| Problem |
The listing is to be returned word for word, without its images.

| The data |
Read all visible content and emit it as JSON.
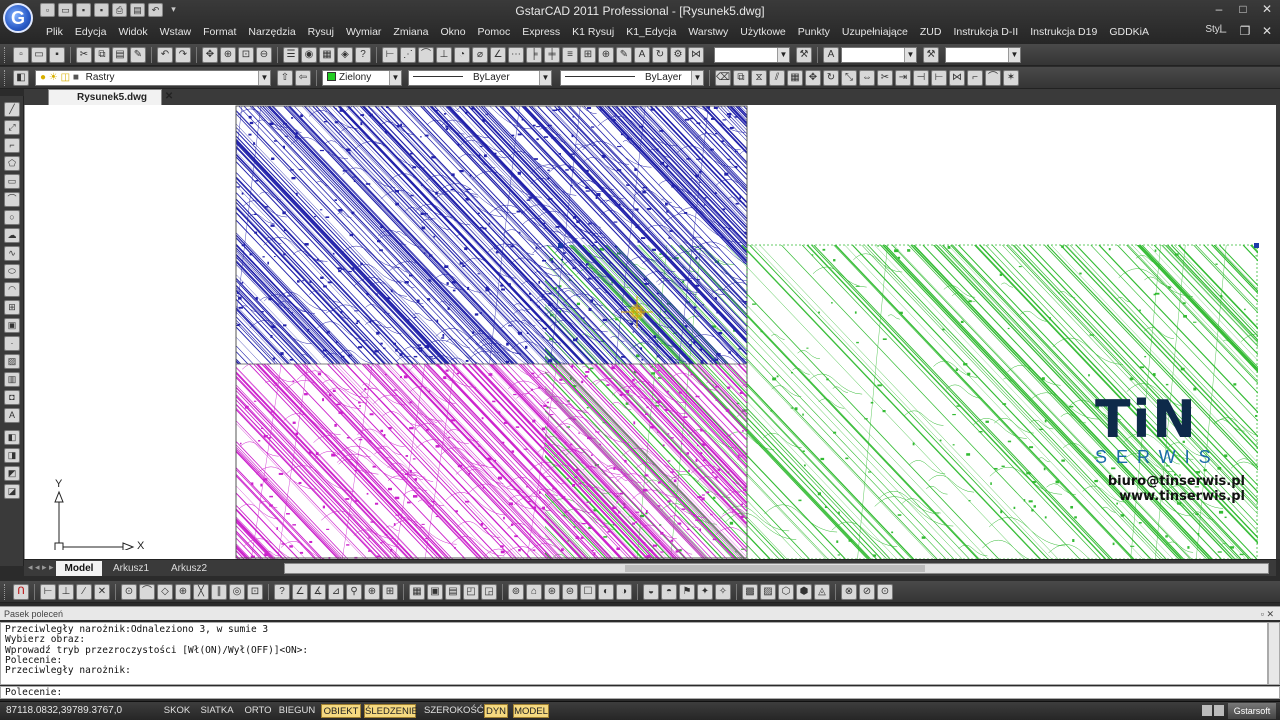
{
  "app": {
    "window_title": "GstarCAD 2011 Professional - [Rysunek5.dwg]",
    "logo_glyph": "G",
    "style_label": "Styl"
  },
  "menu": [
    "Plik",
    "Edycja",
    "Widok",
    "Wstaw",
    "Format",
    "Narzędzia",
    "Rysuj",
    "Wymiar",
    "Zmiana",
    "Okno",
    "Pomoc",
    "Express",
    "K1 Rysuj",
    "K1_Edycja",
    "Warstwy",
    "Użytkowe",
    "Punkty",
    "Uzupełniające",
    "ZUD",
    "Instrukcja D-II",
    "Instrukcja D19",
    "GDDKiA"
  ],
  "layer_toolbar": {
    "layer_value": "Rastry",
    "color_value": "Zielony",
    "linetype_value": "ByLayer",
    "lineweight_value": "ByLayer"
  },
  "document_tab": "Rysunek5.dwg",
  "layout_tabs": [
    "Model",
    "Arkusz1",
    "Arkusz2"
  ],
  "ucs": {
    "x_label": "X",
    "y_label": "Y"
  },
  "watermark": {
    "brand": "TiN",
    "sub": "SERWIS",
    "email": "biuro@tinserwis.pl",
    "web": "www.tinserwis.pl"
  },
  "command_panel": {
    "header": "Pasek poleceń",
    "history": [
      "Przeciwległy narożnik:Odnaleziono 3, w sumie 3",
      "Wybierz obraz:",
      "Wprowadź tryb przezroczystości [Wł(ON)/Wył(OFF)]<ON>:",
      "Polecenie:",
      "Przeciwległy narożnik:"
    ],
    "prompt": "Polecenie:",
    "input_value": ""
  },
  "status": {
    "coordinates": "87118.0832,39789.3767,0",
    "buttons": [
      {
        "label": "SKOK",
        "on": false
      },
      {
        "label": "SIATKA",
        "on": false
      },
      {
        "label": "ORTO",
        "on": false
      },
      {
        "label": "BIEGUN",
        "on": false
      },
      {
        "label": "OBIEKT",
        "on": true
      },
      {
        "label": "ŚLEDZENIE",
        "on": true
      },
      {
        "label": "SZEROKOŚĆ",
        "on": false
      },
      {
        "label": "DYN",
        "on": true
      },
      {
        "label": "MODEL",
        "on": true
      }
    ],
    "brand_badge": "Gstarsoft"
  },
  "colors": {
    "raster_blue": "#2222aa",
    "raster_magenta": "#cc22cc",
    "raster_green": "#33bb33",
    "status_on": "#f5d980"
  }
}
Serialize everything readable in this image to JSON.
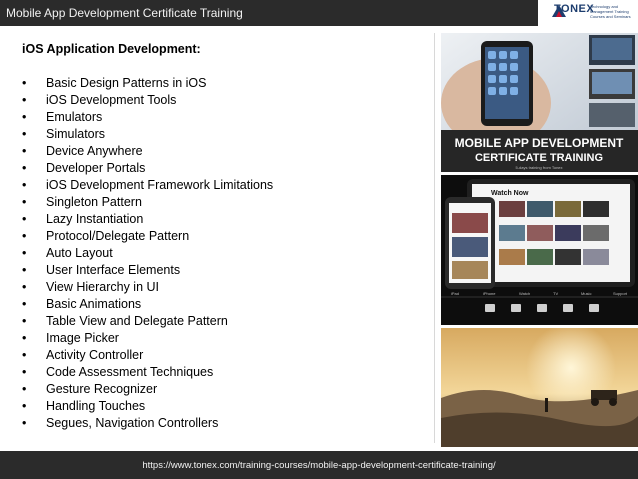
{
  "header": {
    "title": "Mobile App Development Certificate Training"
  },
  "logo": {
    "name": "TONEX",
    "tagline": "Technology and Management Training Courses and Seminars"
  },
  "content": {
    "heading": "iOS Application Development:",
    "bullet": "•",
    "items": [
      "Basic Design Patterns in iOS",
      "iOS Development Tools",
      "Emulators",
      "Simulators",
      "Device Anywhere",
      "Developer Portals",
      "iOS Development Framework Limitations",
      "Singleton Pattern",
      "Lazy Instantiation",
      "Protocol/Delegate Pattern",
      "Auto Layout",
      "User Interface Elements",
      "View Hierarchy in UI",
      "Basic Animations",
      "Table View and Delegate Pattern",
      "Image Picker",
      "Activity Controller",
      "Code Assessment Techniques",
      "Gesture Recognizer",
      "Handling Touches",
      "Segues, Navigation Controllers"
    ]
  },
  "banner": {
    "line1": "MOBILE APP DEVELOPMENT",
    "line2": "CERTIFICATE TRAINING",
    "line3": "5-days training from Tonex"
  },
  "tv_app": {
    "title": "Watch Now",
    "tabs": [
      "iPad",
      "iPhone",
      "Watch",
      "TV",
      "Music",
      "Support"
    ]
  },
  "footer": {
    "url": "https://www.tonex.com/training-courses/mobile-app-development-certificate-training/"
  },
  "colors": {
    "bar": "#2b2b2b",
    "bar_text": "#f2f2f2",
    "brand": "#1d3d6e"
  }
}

| Task result |
Read all visible content and emit it as JSON.
{
  "app": {
    "window_title": "GstarCAD 2011 Professional - [Rysunek5.dwg]",
    "logo_glyph": "G",
    "style_label": "Styl"
  },
  "menu": [
    "Plik",
    "Edycja",
    "Widok",
    "Wstaw",
    "Format",
    "Narzędzia",
    "Rysuj",
    "Wymiar",
    "Zmiana",
    "Okno",
    "Pomoc",
    "Express",
    "K1 Rysuj",
    "K1_Edycja",
    "Warstwy",
    "Użytkowe",
    "Punkty",
    "Uzupełniające",
    "ZUD",
    "Instrukcja D-II",
    "Instrukcja D19",
    "GDDKiA"
  ],
  "layer_toolbar": {
    "layer_value": "Rastry",
    "color_value": "Zielony",
    "linetype_value": "ByLayer",
    "lineweight_value": "ByLayer"
  },
  "document_tab": "Rysunek5.dwg",
  "layout_tabs": [
    "Model",
    "Arkusz1",
    "Arkusz2"
  ],
  "ucs": {
    "x_label": "X",
    "y_label": "Y"
  },
  "watermark": {
    "brand": "TiN",
    "sub": "SERWIS",
    "email": "biuro@tinserwis.pl",
    "web": "www.tinserwis.pl"
  },
  "command_panel": {
    "header": "Pasek poleceń",
    "history": [
      "Przeciwległy narożnik:Odnaleziono 3, w sumie 3",
      "Wybierz obraz:",
      "Wprowadź tryb przezroczystości [Wł(ON)/Wył(OFF)]<ON>:",
      "Polecenie:",
      "Przeciwległy narożnik:"
    ],
    "prompt": "Polecenie:",
    "input_value": ""
  },
  "status": {
    "coordinates": "87118.0832,39789.3767,0",
    "buttons": [
      {
        "label": "SKOK",
        "on": false
      },
      {
        "label": "SIATKA",
        "on": false
      },
      {
        "label": "ORTO",
        "on": false
      },
      {
        "label": "BIEGUN",
        "on": false
      },
      {
        "label": "OBIEKT",
        "on": true
      },
      {
        "label": "ŚLEDZENIE",
        "on": true
      },
      {
        "label": "SZEROKOŚĆ",
        "on": false
      },
      {
        "label": "DYN",
        "on": true
      },
      {
        "label": "MODEL",
        "on": true
      }
    ],
    "brand_badge": "Gstarsoft"
  },
  "colors": {
    "raster_blue": "#2222aa",
    "raster_magenta": "#cc22cc",
    "raster_green": "#33bb33",
    "status_on": "#f5d980"
  }
}
Serialize everything readable in this image to JSON.
{
  "header": {
    "title": "Mobile App Development Certificate Training"
  },
  "logo": {
    "name": "TONEX",
    "tagline": "Technology and Management Training Courses and Seminars"
  },
  "content": {
    "heading": "iOS Application Development:",
    "bullet": "•",
    "items": [
      "Basic Design Patterns in iOS",
      "iOS Development Tools",
      "Emulators",
      "Simulators",
      "Device Anywhere",
      "Developer Portals",
      "iOS Development Framework Limitations",
      "Singleton Pattern",
      "Lazy Instantiation",
      "Protocol/Delegate Pattern",
      "Auto Layout",
      "User Interface Elements",
      "View Hierarchy in UI",
      "Basic Animations",
      "Table View and Delegate Pattern",
      "Image Picker",
      "Activity Controller",
      "Code Assessment Techniques",
      "Gesture Recognizer",
      "Handling Touches",
      "Segues, Navigation Controllers"
    ]
  },
  "banner": {
    "line1": "MOBILE APP DEVELOPMENT",
    "line2": "CERTIFICATE TRAINING",
    "line3": "5-days training from Tonex"
  },
  "tv_app": {
    "title": "Watch Now",
    "tabs": [
      "iPad",
      "iPhone",
      "Watch",
      "TV",
      "Music",
      "Support"
    ]
  },
  "footer": {
    "url": "https://www.tonex.com/training-courses/mobile-app-development-certificate-training/"
  },
  "colors": {
    "bar": "#2b2b2b",
    "bar_text": "#f2f2f2",
    "brand": "#1d3d6e"
  }
}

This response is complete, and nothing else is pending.